# INSTRUCTIONS FOR THE TASK:
Determine the count of lines in the data below that include the word "preview", and give nothing besides it.
○ ○ ○ ○
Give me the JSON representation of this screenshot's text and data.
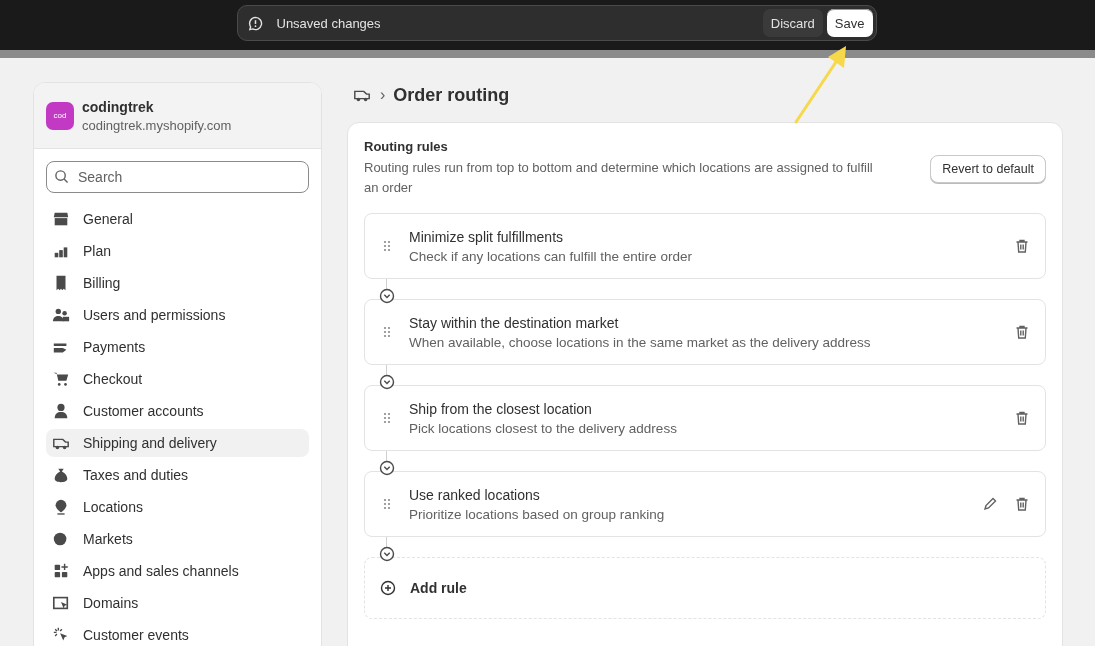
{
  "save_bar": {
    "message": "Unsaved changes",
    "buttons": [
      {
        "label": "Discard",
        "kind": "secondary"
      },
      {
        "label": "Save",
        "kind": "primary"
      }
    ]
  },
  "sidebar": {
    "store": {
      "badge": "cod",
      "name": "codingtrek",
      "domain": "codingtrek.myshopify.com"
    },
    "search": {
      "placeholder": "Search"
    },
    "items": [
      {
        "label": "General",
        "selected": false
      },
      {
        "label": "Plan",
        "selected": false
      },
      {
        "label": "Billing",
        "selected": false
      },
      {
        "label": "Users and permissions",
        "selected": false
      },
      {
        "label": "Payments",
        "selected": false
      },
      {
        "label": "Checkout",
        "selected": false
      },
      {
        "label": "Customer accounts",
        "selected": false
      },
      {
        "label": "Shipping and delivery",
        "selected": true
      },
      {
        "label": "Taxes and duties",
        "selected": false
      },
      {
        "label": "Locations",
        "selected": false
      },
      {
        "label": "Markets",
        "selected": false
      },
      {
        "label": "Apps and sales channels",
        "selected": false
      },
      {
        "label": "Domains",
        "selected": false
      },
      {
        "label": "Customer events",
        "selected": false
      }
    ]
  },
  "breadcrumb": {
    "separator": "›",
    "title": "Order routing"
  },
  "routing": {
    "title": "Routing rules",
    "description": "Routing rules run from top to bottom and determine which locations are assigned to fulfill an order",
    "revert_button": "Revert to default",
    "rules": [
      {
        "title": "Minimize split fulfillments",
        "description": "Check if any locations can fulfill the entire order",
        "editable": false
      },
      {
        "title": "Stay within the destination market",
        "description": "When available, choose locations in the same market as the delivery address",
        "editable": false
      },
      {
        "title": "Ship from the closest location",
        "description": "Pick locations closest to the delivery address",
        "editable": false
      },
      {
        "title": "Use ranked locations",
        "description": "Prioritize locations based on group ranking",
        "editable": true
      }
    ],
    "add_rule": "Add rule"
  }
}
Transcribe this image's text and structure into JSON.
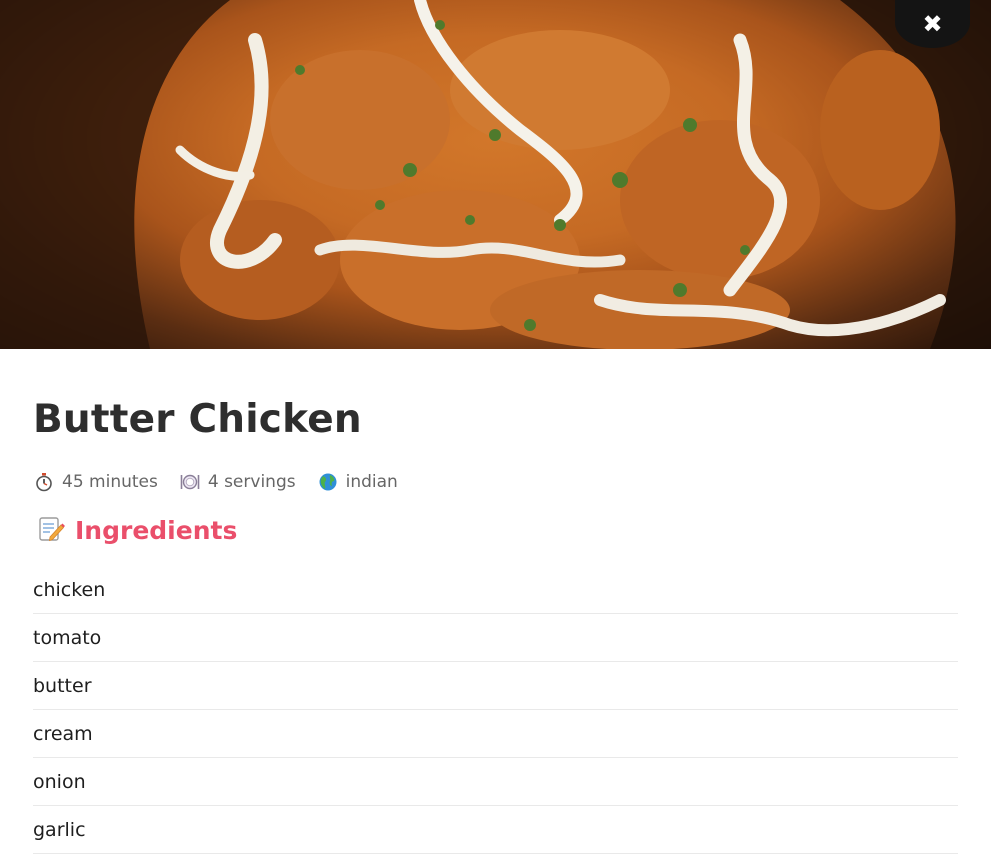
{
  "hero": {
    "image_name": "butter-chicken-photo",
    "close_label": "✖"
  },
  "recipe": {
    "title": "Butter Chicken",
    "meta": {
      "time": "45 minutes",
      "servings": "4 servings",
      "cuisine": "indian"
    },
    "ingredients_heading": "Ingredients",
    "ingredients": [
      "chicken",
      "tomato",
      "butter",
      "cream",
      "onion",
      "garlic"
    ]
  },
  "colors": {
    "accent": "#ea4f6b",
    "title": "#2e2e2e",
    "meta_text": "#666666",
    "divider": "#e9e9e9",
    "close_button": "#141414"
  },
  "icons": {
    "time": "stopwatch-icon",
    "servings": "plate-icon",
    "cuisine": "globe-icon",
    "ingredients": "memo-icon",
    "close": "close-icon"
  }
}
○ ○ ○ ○
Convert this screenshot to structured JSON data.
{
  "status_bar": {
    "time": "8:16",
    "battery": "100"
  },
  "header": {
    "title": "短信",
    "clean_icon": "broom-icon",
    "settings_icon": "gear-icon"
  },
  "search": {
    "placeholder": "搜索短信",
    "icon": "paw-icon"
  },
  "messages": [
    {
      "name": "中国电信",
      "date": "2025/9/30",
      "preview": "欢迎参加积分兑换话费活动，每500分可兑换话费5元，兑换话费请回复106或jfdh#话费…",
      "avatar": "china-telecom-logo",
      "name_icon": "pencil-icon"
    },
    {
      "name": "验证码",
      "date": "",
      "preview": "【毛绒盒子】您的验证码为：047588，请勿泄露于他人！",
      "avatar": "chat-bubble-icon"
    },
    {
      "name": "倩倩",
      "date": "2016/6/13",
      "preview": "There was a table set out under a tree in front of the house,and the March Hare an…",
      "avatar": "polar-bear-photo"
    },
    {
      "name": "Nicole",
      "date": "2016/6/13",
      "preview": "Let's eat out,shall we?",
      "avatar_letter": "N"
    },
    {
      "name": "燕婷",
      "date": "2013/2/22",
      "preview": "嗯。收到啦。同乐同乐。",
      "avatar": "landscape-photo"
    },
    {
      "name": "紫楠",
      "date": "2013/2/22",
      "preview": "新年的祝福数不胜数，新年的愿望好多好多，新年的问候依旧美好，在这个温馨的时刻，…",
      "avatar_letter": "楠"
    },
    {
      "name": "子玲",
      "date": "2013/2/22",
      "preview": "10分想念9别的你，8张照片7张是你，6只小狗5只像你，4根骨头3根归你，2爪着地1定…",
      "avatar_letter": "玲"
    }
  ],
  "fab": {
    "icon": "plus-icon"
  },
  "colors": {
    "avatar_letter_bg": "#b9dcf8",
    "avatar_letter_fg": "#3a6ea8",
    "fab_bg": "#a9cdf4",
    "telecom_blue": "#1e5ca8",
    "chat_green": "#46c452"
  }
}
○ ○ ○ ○
# SOLUTION TO THE EXERCISE:
7